Obama puts off vote to explore deal with Syria

President Barack Obama asked Congress on Tuesday to postpone a vote on airstrikes against Syria to allow time to explore a Russian proposal to get Syria to turn over its chemical weapons to international control.

Obama made the dramatic last-minute turnaround in closed-door meetings with members of Congress and then in a prime-time address to the nation, even as he was dispatching Secretary of State John Kerry to Geneva to meet with his Russian counterpart later this week. Their goal: a binding resolution in the U.N. Security Council, where Russia had threatened to veto any move against its ally in Syria.

“Over the last few days, we’ve seen some encouraging signs, in part because of the credible threat of U.S. military action,” Obama said in a 15-minute address from the White House. “It’s too early to tell whether this offer will succeed … but this initiative has the potential to remove the threat of chemical weapons without the use of force.”

As the United States stepped back from the thorny debate over whether to strike, Syria said it was already agreeing to the Russian proposal to surrender its chemical weapons and adhere to a longstanding global arms control agreement that bans the production, stockpiling and use of such weapons. “We are ready to honor our commitments under this convention, including providing information about these weapons,” Syrian Foreign Minister Walid al Moallem said in Moscow.

Obama, as well as the leaders of France and Britain, agreed to work with Russia and China to explore the proposal that would call for the destruction of Syria’s chemical weapons. France said it would propose a resolution that would include a requirement that those responsible for an Aug. 21 alleged chemical weapons attack in a Damascus suburb be referred to the International Criminal Court for trial.

Obama worked anew to try to rally support from a skeptical nation for military action against Syria, even if that is now more to prod a deal than an imminent threat. He said that U.S. armed forces would remain on standby, ready to strike if necessary.

“America is not the world’s policeman,” he said. “Terrible things happen across the globe, and it is beyond our means to right every wrong, but when with modest effort and risk we can stop children from being gassed to death and thereby make our own children safer over the long run, I believe we should act.”

He added, “I know that after the terrible toll of Iraq and Afghanistan, the idea of any military action, no matter how limited, is not going to be popular.”

Earlier Tuesday, Obama told Democratic and Republican senators in separate closed-door meetings that they should postpone any vote on the use of force until negotiations with Russia and Syria are exhausted. He did not lay out a timetable in his conversations with lawmakers or in his address.

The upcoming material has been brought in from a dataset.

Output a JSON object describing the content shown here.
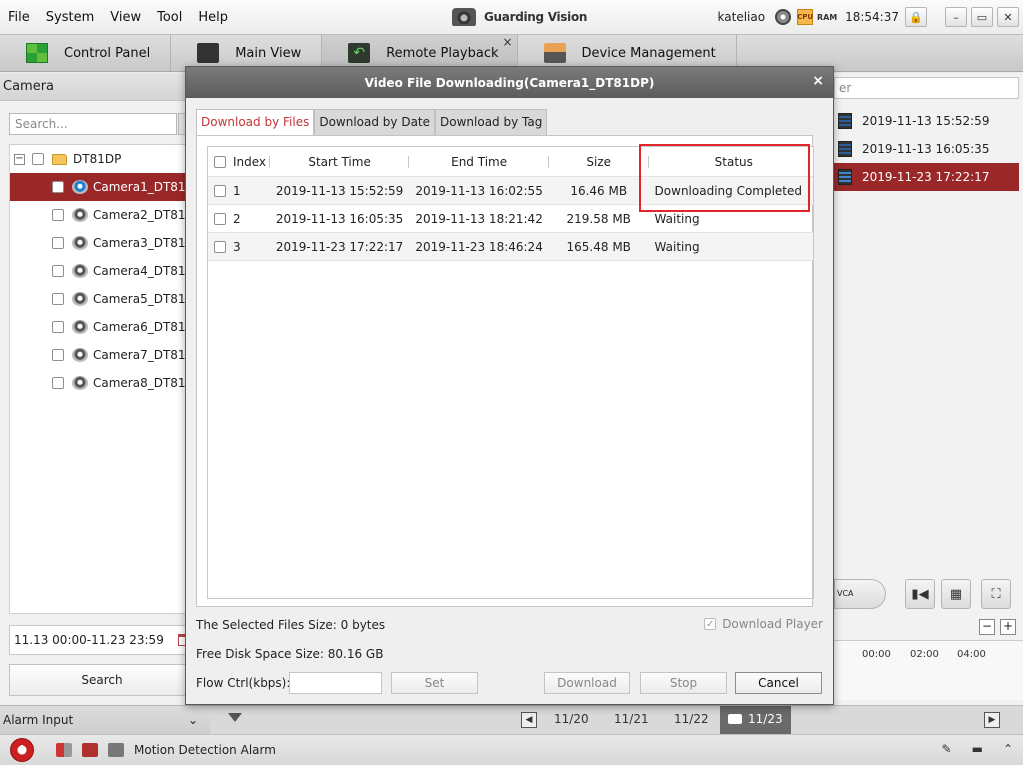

Senate Majority Leader Harry Reid, D-Nev., already had postponed a Wednesday vote in the Senate as an increasing number of lawmakers expressed opposition to the use-of-force proposal and support for diplomatic negotiations. But Reid said Tuesday that the U.S. should not withdraw possible military intervention — which he said led to Syria’s willingness to negotiate — especially given Syria’s “extremely low level of credibility.”

The day’s events were a sharp change from Monday, when the Obama administration had been pressing forward with an aggressive lobbying campaign to persuade lawmakers and the American people to back a proposal to use military force in Syria despite pending negotiations with Russia on its proposals.

“The diplomatic door has opened ever so slightly, and while I have doubts about this eleventh-hour offer, it would be wrong to slam the door shut without due consideration,” Sen. Robert Menendez, D-N.J., chairman of the Senate Foreign Relations Committee, said after Obama’s speech. “A negotiated solution to a crisis is always preferable and if this possibility is legitimate, I’ll give it serious thought. At the same time, the credible use of military force is necessary to keep on the table.”